At Belapur, Correa has been at least partially able to put into practice his notion of equity plots. He suggests that India’s violent divisions between rich and poor could be largely overcome if house plot sizes were rationed to between 50 and 100 square metres. On such sites, the poorest could have a couple of trees, a lean-to and a tethered goat; the richest could develop town houses as sophisticated as those in London or Udaipur. The Belapur plot sizes are between 45 m2 to 75 m2 and family incomes of the richest are five times those of the poorest - a quite astonishing ratio when compared to the social/economic monocultures of Western housing estates.
Of course, Belapur is not perfect. For a start, there are no tethered goats. It is still in many ways a middle-class housing scheme. It does nothing to relieve the torments of India’s very poor- except as paradigm. Nor is it clear how houses will be easy to expand incrementally. Pitched roofs and complicated sections do not make for very easy addition. But Belapur is a built manifesto and, like all manifestos, it tries to encompass everything. Correa has attempted a complex programme in which a revolutionary social proposal grows out of a deep appreciation of tradition. On top of all this is the architect’s own expression, and though this may perhaps seem limiting in terms of the overall programme, it is essential because the concept was born in the mind of a person who thinks in terms of forms and spaces.
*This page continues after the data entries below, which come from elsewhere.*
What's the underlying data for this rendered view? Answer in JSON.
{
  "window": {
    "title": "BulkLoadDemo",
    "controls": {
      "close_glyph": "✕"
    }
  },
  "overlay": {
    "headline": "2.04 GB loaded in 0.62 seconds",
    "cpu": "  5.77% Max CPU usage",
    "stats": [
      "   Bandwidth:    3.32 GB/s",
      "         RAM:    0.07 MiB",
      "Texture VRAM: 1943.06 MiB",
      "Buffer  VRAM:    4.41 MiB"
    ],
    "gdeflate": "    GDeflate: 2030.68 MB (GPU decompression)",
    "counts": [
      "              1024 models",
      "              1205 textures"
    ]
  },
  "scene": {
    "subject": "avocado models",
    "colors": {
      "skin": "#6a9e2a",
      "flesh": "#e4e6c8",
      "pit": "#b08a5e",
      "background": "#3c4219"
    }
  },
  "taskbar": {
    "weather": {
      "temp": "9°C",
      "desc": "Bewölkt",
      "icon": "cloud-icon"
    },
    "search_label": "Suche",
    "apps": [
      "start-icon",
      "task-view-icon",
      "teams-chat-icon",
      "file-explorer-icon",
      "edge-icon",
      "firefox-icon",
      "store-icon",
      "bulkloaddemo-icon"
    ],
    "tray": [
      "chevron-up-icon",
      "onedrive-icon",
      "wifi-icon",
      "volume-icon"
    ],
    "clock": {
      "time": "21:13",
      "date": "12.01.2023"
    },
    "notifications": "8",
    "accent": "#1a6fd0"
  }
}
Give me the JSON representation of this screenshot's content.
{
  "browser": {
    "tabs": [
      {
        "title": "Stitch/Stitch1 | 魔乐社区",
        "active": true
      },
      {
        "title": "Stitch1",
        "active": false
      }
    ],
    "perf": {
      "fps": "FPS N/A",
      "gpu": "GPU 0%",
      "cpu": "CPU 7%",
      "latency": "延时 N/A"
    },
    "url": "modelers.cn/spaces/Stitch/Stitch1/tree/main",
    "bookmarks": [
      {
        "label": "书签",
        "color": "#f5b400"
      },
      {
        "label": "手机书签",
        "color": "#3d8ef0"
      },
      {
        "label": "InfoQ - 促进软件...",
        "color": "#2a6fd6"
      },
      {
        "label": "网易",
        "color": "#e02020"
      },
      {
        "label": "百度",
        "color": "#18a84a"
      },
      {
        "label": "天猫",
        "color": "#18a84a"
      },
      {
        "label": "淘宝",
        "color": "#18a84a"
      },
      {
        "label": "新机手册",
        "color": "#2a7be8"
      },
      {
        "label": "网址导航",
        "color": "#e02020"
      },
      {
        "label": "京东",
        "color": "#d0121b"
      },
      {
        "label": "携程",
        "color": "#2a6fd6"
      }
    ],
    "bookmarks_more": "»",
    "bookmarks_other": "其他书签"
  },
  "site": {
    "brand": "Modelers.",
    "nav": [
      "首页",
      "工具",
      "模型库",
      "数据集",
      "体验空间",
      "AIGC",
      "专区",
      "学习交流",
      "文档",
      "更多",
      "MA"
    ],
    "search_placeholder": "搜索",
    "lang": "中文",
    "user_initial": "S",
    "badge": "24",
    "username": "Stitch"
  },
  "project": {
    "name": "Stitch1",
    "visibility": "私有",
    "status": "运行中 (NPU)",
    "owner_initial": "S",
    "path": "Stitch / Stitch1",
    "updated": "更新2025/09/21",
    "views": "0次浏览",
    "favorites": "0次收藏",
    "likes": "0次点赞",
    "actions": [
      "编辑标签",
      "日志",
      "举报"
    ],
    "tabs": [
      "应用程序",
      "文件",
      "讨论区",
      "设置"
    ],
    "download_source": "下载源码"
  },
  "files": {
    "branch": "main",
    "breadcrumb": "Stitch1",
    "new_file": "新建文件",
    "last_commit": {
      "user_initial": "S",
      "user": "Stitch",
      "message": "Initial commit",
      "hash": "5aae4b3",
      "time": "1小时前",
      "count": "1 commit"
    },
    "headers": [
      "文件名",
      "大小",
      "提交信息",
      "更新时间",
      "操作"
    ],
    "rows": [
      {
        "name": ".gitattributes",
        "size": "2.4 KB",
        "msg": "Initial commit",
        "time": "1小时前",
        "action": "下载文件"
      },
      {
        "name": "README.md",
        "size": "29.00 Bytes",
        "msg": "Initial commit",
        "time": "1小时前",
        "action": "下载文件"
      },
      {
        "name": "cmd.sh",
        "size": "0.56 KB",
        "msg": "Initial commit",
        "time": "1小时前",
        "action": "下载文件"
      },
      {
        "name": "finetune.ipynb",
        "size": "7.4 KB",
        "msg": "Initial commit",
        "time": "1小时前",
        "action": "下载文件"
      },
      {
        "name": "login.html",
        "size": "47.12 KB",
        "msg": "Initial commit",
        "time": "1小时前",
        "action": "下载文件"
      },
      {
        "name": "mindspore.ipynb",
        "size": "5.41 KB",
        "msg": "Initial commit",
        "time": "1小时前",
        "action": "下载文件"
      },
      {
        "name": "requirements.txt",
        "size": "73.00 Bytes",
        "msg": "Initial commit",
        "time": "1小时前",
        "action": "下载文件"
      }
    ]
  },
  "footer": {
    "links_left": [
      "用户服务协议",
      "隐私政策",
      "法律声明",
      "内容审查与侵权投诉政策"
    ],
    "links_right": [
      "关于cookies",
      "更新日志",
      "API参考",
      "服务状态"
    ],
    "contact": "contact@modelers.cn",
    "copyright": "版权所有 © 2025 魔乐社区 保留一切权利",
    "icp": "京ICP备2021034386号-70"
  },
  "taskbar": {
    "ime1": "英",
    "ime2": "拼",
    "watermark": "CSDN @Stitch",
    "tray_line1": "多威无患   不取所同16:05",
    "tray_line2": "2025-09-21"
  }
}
It is easy to assume that people who imagine in this way can do nothing to combat the horrendous problems of Third World poverty, that the statistics of poverty are too overwhelming for any sensitive individual to copy. But as Correa asks ‘what is the moral advantage in not acting, in merely watching passively the slow degradation of life around you?’ Nothwithstanding its problems, Belapur is a noble creation- and one that has much to teach the First World as well as the Third.
Architect: Charles Correa